Migrant access to the NHS
In their feature, Lilana Keith and Ewout van Ginneken voice strong concern over the “dehumanisation” of migrants and the potential negative impact of changes to accessing the NHS that came into effect in April 2015. The authors suggest that the UK government’s plans to consult on expanding the policy to cover emergency and primary care for undocumented migrants should be actively reversed.
There are already two rapid responses to the feature, commending the article and also clarifying specific points of the current policy. Why not join the discussion and submit a rapid response to us. There is also a fantastic map infographic to go with the article.
• Shape of training
More professionals have added their concerns in response to the shape of training review. See more in letters and the rapid responses online.
• Careless words

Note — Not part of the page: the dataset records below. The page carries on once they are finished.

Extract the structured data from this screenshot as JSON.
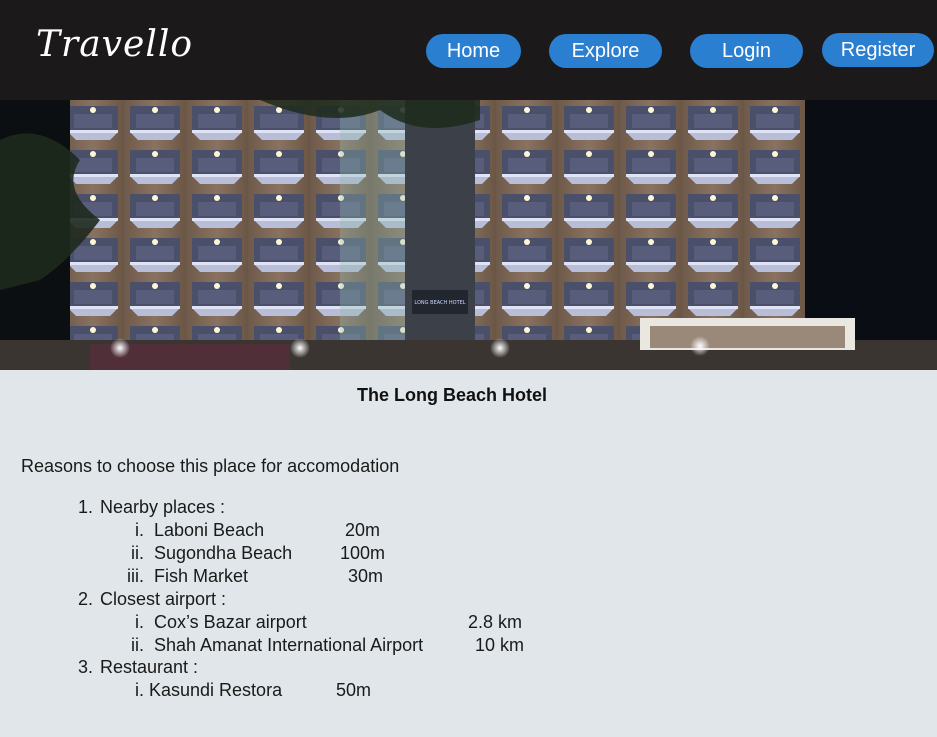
{
  "header": {
    "logo": "Travello",
    "nav": {
      "home": "Home",
      "explore": "Explore",
      "login": "Login",
      "register": "Register"
    },
    "accent_color": "#2b7fd0",
    "background_color": "#1b1919"
  },
  "hero": {
    "image_description_icon": "hotel-photo",
    "sign_text": "LONG BEACH HOTEL"
  },
  "main": {
    "title": "The Long Beach Hotel",
    "intro": "Reasons to choose this place for accomodation",
    "sections": [
      {
        "number": "1.",
        "label": "Nearby places :",
        "items": [
          {
            "marker": "i.",
            "name": "Laboni Beach",
            "value": "20m"
          },
          {
            "marker": "ii.",
            "name": "Sugondha Beach",
            "value": "100m"
          },
          {
            "marker": "iii.",
            "name": "Fish Market",
            "value": "30m"
          }
        ]
      },
      {
        "number": "2.",
        "label": "Closest airport :",
        "items": [
          {
            "marker": "i.",
            "name": "Cox’s Bazar airport",
            "value": "2.8 km"
          },
          {
            "marker": "ii.",
            "name": "Shah Amanat International Airport",
            "value": "10 km"
          }
        ]
      },
      {
        "number": "3.",
        "label": "Restaurant :",
        "items": [
          {
            "marker": "i.",
            "name": "Kasundi Restora",
            "value": "50m"
          }
        ]
      }
    ]
  }
}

In the latest in the series of what your patient is thinking, Marije Klein depicts just how detrimental casual, throw-away remarks made by health professionals can be for establishing and maintaining trust as a patient.
• Research ready to impact on practice
In a systematic review and meta-analysis, Thorlund et al conclude that their findings do not support the practise of arthroscopic surgery for middle aged or older patients with knee pain with or without signs of osteoarthritis.
In a linked editorial, Andy Carr asks if we are close to having the evidence to change practice and stop conducting knee arthroscopy completely. He discusses the possible role of myside bias contributing to the high rates of knee arthroscopy still performed (more than 700 000 knee arthroscopies are done in the United States and 150 000 in the United Kingdom annually), and the evidence that while there is short lived improvement following the procedure, this often does not compare favourably to placebo treatment once the risks of the procedure are considered.
Emma Parish, editorial registrar, The BMJ.